Under the skin: Swarm data could be the key to autonomous driving Car News

“Swam data” is a term that has come up more frequently over the past year or two. This is data collected from multiple sources (the swarm) and shared via the cloud with all individuals in the swarm. It can be used for all sorts of things, including, for example, warning drivers of upcoming hazards and adverse road conditions.

Last month, Volkswagen announced the latest version of its Travel Assist with Swarm Data. The tech is part of the Volkswagen Group’s ADAS suite, and while its announcement was relatively low-key, the underlying tech is meant to underpin new navigation standards for autonomous driving.

In 2017, Volkswagen signed an agreement with Israeli technology company Mobileye to develop the feature, based on Mobileye’s road experience management system. REM is a camera-based mapping and location technology that acquires high-definition tracking data from individual cars. Two forward-facing cameras “see” lane markings and traffic information, which is interpreted by Mobileye’s systems and compressed, then transmitted to a cloud. As data storage increases, it is used to create and continuously improve high definition digital maps with highly accurate location information.

“Location” is a key word in the field of autonomous driving, referring to the fact that in order to operate autonomously, a vehicle must first know its position at any given time within a few centimeters (hence the ” HD “).

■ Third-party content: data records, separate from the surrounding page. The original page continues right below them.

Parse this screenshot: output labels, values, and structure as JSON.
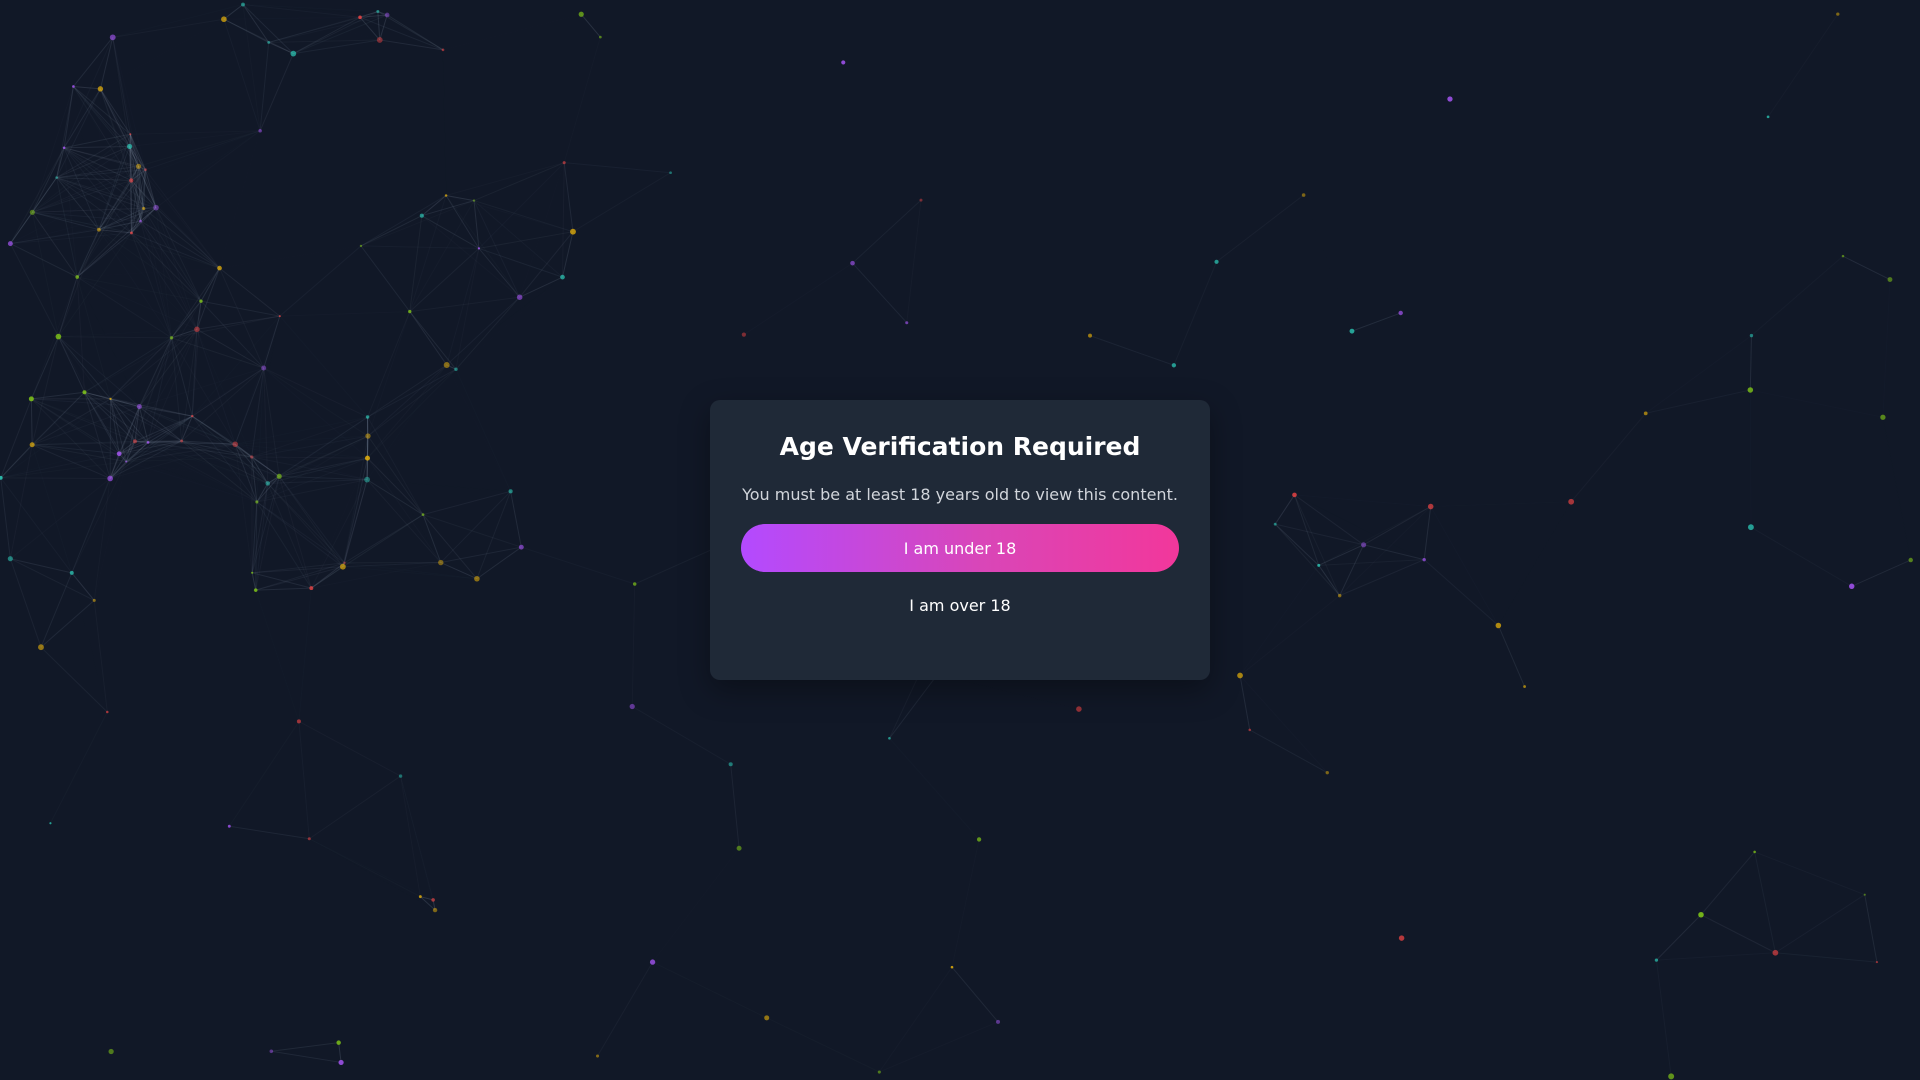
{
  "background": {
    "color": "#111827",
    "node_colors": [
      "#2dd4bf",
      "#a855f7",
      "#eab308",
      "#ef4444",
      "#84cc16"
    ],
    "line_color": "#94a3b8"
  },
  "modal": {
    "title": "Age Verification Required",
    "message": "You must be at least 18 years old to view this content.",
    "under_button_label": "I am under 18",
    "over_button_label": "I am over 18",
    "accent_gradient": [
      "#b34aff",
      "#f2379b"
    ]
  }
}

The new Travel Assist with Swarm Data does the things associated with any decent Adaptive Cruise Control (ACC) system, but can also drive slightly to the left of the lane, rather than exactly in the middle, to suit the style of the driver and adapt to local speed limits and road patterns, such as bends and roundabouts, in ACC mode. Two rear radar sensors and ultrasonic sensors also allow the car to monitor surrounding traffic; and at over 55mph on the highways, it can actively support lane-changing maneuvers if the driver so desires.

When activated, all the driver has to do is use the indicator and the car will perform the maneuver if the lane is clear. A telling detail, which reveals that the system may be more sophisticated than before, is that the new Travel Assist feature can provide driver assistance when there is only one lane marking in s ‘aligning to a detected lane boundary. This means that even on country roads without center lane markings, the car should be able to stay in the right lane. Seat and Skoda will also use the technology.

Earlier this year at the CES technology show in Las Vegas, Zeekr, the electric vehicle brand owned by Ford and Geely, also joined Mobileye in announcing programs involving the company’s mapping system. Ford aims to integrate REM into its Bluecruise hands-free driving system for use on 130,000 miles of “pre-qualified” roads in North America. Blue lighting on the instruments lets the driver know the car is in a hands-free zone. One of the first cars to get it is the Mustang Mach-E.

More about this article: Read More
This notice was published: 2022-04-24 23:01:24

Leave a Reply

Your email address will not be published. Required fields are marked *